"The current debate about the impact of human beings on our planet -- especially with respect to climate change -- is one of the most important issues of our time. But that debate is presently unbalanced and too narrow. It neglects a far larger set of issues focussed on energy -- and health." These are the opening words of The Lancet's editor Dr Richard Horton to launch The Lancet Series on Energy and Health.
Describing energy as a critical, yet hugely neglected, determinant of human health, Dr Horton calls in his Comment for action at personal, national and global level to address the issues. Some 2 billion people in the world currently suffer from lack of clean energy, and the Series calls for redistribution of energy resources to those in greatest need.

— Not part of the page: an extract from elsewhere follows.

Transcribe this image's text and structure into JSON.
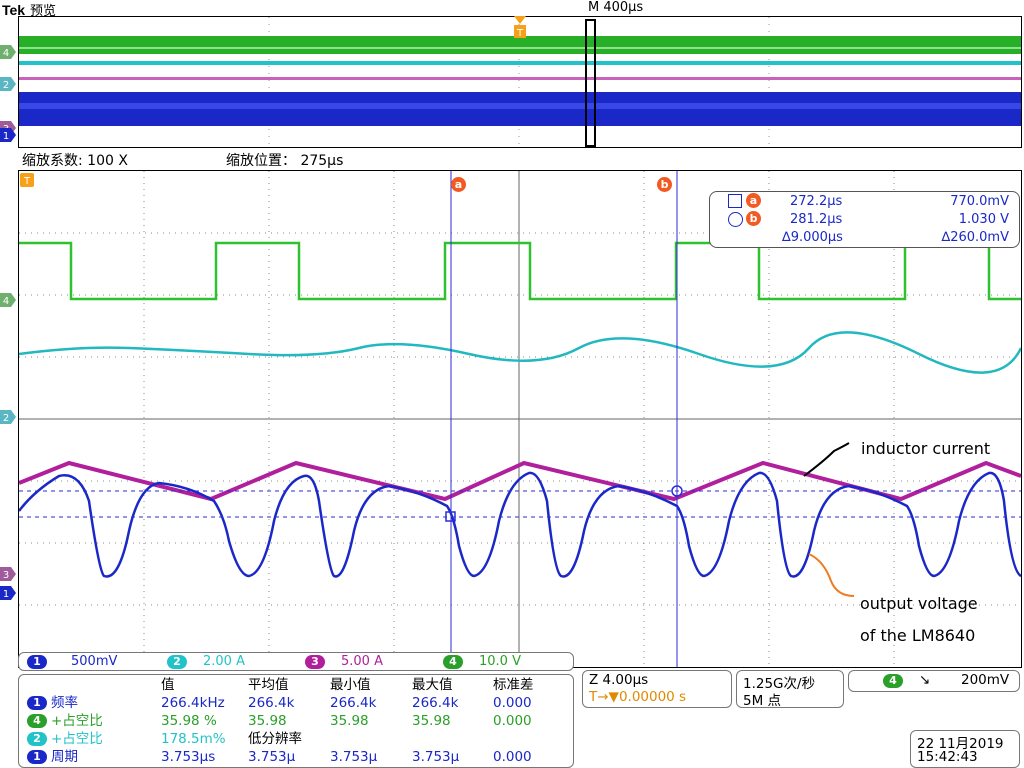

Dr Horton says: "Nationally, high-income and middle-income countries must move to a low-carbon, low-energy transportation system, including increased walking, cycling and public transport." His Comment also discusses the difficult choices ahead in relation to both fossil fuel usage and nuclear power.
The Series calls for more efficiently built and powered homes, and economic policies to substantially mitigate energy policies that are harmful to health. Dr Horton says: "In low-income settings, affordable technologies to reduce indoor air pollution are urgently required. We should all dramatically reduce our meat consumption."
At a global level, The Series calls for control of greenhouse gases, and the need for international agencies to make far stronger links between development, energy and health. Energy security is a foreign policy issue and a source of international conflict and tension, and such political instabilities can threaten the foundations of national health systems. Dr Horton says: "Energy and its relation to health should become an explicit part of foreign-policy thinking."
He concludes: "The Lancet's steering group on Energy and Health has devised a tentative set of indicators to measure, monitor, and track progress on energy and health globally. We invite the international community to join our call to advance this manifesto not only for the third of the planet's population who live in energy poverty, but also for the totality of the earth's vulnerable biodiversity."